The accepted manuscript for this conceptual etymology of “temperature,” to be published in Annals of Science, is below.
The published version is available here.
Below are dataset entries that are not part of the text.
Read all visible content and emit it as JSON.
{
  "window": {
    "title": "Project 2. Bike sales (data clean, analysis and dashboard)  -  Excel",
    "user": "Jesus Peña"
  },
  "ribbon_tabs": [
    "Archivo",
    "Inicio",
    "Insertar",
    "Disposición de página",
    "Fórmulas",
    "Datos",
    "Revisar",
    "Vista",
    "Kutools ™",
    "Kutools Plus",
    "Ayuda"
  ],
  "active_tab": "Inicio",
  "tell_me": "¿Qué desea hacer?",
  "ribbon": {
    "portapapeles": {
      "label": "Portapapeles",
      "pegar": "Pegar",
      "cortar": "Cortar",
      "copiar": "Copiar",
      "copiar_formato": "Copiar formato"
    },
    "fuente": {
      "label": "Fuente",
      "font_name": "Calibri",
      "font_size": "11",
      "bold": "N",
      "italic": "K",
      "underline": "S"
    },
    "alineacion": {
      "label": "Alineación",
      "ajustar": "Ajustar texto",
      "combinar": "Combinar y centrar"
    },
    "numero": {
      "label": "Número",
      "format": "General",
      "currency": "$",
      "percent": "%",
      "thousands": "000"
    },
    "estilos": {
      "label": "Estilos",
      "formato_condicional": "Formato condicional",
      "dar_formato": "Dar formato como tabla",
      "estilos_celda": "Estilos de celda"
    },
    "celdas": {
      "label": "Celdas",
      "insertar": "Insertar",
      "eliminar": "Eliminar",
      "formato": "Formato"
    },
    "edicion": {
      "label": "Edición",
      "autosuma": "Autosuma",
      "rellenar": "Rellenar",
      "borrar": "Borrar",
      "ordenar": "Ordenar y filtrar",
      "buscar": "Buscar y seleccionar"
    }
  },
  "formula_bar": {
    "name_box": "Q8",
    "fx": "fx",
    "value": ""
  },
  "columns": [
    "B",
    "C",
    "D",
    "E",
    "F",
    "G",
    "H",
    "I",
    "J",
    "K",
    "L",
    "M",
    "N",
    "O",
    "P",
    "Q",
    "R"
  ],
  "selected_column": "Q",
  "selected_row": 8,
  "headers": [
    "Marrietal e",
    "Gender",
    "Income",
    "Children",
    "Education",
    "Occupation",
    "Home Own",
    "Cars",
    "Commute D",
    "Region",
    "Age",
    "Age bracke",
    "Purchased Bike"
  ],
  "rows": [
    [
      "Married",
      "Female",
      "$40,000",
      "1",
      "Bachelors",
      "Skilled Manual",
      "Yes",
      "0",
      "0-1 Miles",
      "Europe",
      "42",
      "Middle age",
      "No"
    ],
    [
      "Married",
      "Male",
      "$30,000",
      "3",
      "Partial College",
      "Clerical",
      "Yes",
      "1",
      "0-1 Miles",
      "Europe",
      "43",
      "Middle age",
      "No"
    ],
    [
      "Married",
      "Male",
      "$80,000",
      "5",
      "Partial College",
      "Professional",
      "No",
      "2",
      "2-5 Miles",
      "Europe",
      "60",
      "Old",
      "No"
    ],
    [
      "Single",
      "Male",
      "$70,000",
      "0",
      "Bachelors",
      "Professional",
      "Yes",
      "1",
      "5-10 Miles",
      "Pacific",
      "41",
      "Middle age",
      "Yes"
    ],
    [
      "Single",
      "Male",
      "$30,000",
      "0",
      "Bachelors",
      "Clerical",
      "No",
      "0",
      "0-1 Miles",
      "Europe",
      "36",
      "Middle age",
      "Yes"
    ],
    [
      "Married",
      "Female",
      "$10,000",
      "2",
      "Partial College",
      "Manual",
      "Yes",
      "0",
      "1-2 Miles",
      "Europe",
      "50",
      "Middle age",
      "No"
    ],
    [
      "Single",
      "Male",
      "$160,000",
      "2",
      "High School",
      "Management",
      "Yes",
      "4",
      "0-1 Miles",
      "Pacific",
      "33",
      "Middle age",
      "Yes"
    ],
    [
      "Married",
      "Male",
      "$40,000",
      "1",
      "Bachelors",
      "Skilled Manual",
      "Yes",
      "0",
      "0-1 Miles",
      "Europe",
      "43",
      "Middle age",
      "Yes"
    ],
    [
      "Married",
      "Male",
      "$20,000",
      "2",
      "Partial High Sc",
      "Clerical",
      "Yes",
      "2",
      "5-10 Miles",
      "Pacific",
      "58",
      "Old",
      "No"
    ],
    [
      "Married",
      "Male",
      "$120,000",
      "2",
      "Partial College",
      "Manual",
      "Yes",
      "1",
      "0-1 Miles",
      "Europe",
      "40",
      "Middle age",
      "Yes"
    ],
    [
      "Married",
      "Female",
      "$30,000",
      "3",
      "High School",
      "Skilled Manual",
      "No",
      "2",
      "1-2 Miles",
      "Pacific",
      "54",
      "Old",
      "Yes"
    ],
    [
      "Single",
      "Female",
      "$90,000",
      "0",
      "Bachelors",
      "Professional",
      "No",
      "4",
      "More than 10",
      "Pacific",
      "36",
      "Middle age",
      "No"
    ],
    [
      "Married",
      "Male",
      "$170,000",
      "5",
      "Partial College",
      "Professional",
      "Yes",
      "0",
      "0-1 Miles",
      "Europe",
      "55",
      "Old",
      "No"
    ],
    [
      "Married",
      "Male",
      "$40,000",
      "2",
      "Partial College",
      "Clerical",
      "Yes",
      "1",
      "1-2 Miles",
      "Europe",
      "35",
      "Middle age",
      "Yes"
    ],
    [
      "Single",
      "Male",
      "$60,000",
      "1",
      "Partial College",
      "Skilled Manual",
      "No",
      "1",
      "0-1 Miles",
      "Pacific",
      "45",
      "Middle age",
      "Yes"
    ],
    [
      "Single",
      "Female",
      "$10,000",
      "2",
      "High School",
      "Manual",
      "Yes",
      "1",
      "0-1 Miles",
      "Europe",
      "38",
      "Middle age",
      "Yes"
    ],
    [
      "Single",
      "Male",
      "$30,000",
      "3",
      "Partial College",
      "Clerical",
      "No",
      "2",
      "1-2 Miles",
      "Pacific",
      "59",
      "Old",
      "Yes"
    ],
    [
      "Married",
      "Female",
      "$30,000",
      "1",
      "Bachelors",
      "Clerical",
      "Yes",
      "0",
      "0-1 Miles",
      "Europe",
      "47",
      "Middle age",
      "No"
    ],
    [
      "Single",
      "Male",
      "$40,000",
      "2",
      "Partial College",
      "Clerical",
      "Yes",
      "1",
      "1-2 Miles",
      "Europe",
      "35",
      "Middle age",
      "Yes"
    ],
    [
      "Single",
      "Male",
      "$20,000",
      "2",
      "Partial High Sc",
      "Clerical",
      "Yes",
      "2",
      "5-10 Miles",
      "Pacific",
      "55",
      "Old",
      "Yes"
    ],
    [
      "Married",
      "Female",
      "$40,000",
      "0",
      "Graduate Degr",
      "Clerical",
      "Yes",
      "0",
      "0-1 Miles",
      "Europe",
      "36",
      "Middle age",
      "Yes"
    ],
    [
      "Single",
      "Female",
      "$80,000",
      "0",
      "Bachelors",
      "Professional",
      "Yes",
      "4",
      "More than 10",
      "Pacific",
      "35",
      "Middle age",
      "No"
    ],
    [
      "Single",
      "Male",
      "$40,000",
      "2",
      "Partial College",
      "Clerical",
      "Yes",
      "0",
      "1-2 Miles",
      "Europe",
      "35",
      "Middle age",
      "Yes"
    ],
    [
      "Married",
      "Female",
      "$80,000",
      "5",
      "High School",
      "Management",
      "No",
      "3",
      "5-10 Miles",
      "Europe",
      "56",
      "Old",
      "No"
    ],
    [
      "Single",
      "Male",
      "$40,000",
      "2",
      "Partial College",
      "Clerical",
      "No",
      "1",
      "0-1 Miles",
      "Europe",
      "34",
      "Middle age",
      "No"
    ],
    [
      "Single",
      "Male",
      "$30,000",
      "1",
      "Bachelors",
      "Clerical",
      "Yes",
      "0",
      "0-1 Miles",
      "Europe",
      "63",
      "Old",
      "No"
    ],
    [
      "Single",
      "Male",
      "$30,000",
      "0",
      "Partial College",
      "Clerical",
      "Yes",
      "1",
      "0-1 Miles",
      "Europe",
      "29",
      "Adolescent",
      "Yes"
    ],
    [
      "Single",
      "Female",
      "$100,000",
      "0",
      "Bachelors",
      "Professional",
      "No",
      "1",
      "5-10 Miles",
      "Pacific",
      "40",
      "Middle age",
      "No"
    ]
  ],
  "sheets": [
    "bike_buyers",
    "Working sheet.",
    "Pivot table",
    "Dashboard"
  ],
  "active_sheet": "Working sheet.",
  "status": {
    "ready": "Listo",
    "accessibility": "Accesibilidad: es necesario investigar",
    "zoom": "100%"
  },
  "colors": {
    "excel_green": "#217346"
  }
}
Accounts of how the concept of temperature has evolved typically cast the story as ancillary to the history of the thermometer or the history of the concept of heat. But then, because the history of temperature is not treated as a subject in its own right, modern associations inadvertently get read back into the historical record. This essay attempts to lay down an authoritative record not of what people in the past thought about what we call ‘temperature’ but of what they thought about what they called ‘temperature’ (or one of its cognates), from medieval times to today. It is found that invention of the thermometer had little impact on the concept of temperature. Much more significant were Fahrenheit’s invention of a reliable instrument and William Thomson’s effort to make a degree of temperature a unit of measure. Overlapping definitions of temperature then emerged in the late nineteenth century, and twentieth-century scientific developments forced physicists to reconsider temperature’s conceptual boundaries. It turns out that the concept of temperature has evolved through stages that correspond to four increasingly sophisticated types of measurement. Its maturity sheds like on the philosophy of conceptual change.